Douglas Hoerr: Planting Ideas
Douglas Hoerr: Planting Ideas
What should great landscape design try to accomplish?
HOERR: It should combine the owner’s practical considerations, such as being low maintenance, with functional objectives: Is it a space for entertaining or a quiet spot for meditating? It should also be married to the architectural style of the property and reflect its location regionally. You probably don’t want to pair a Japanese garden with a Chicago-style bungalow.
If it does these things, sellers will get tremendous value out of it—both personally and economically. That’s a successful landscape.
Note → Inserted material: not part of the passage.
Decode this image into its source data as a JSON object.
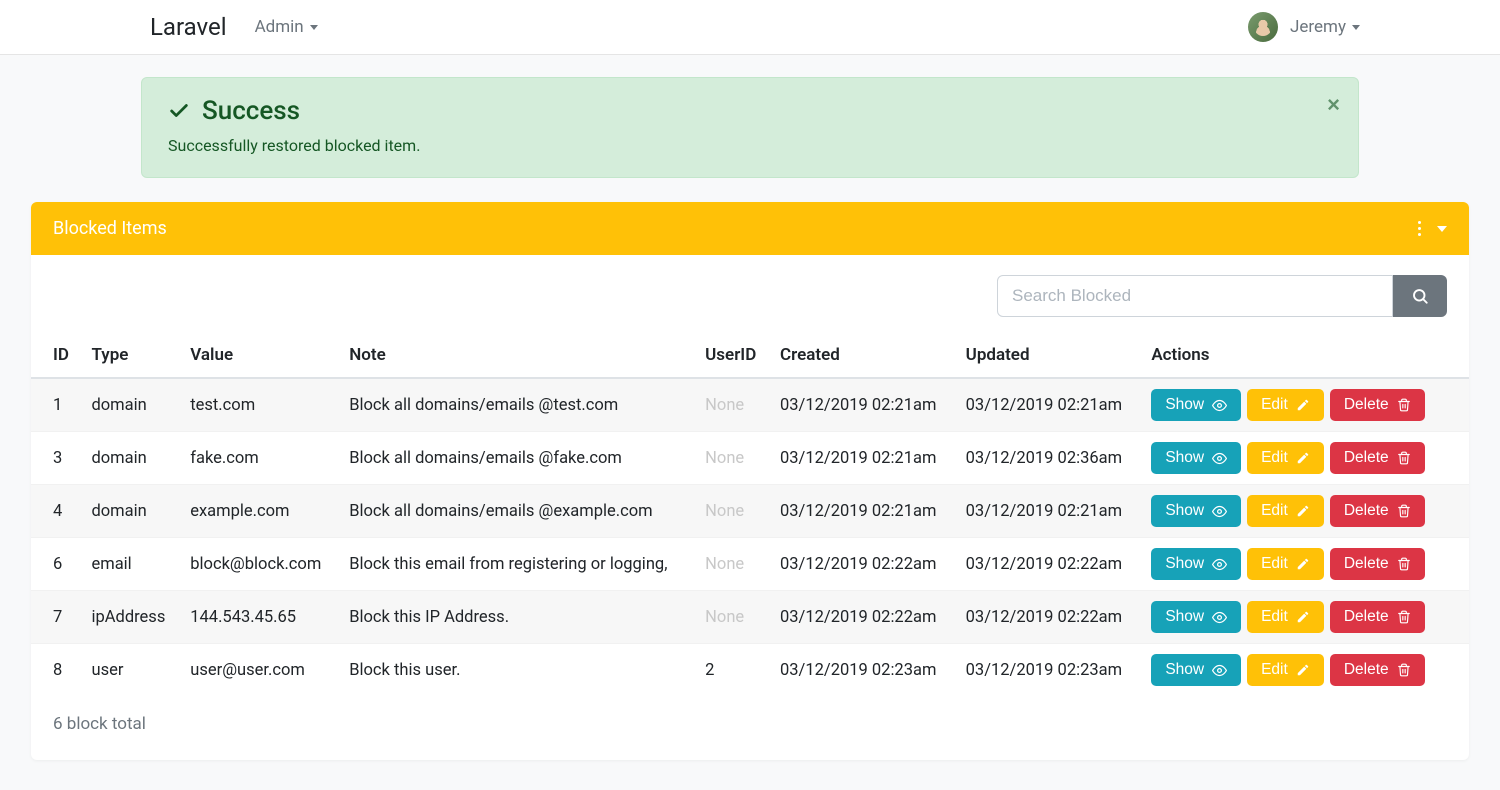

A great landscape can actually change the habits of the people who own it—enabling them to spend more time outside, for instance. People want happiness in their lives, and a great landscape can deliver that.
What landscape design advice would you offer REALTORS® to pass along to sellers?
HOERR: Encourage sellers to get the perspective of someone seeing the house for the first time. That person might notice the unattractive shed in the neighbors’ yard, for example. Although it’s not part of the seller’s property lines, the observer sees it as part of the view. Sellers could cover that view with taller plantings. The idea is to take away bad things first, then play up the positives.
Then ask the owners to think of the yard in terms of art, with a foreground, middle ground, and background. Put in stuff that creates dimension and depth.
Dollar for dollar, sellers will get more bang for their buck by putting in trees, shrubs, and perennials than they would with expensive hardscape.
If sellers do curb appeal right, they’ll get more people to at least come to the front door.
Do you approach residential landscapes differently than you do commercial landscapes or public spaces?
HOERR: Not really. It goes back to reading the client and the site. You have to ask: Why are you spending money to landscape? What are you trying to accomplish? For example, the beautifully landscaped median strips on Chicago’s main streets are the city’s welcoming bouquets to visitors. But the medians are about more than just aesthetics; they’re also about adding function.
What landscape design trends are you seeing?
HOERR: People are afraid of maintenance. Their lives are so busy that they want to hire someone to garden and have the whole thing done for them. And people are asking for a lot more outdoor spaces (“rooms,” garden nooks)—something sellers might want to consider before they list their home. The idea that the landscape should be designed to meet specific purposes is a notion that’s starting to stick.
What’s your favorite kind of project?
HOERR: There are two. I love doing people’s homes because they’re a puzzle. The other thing I love to do is a college campus or a public place. Working on public places allows me to touch a lot of people.
For more about Hoerr (pronounced “hare”), visit www.douglashoerr.com.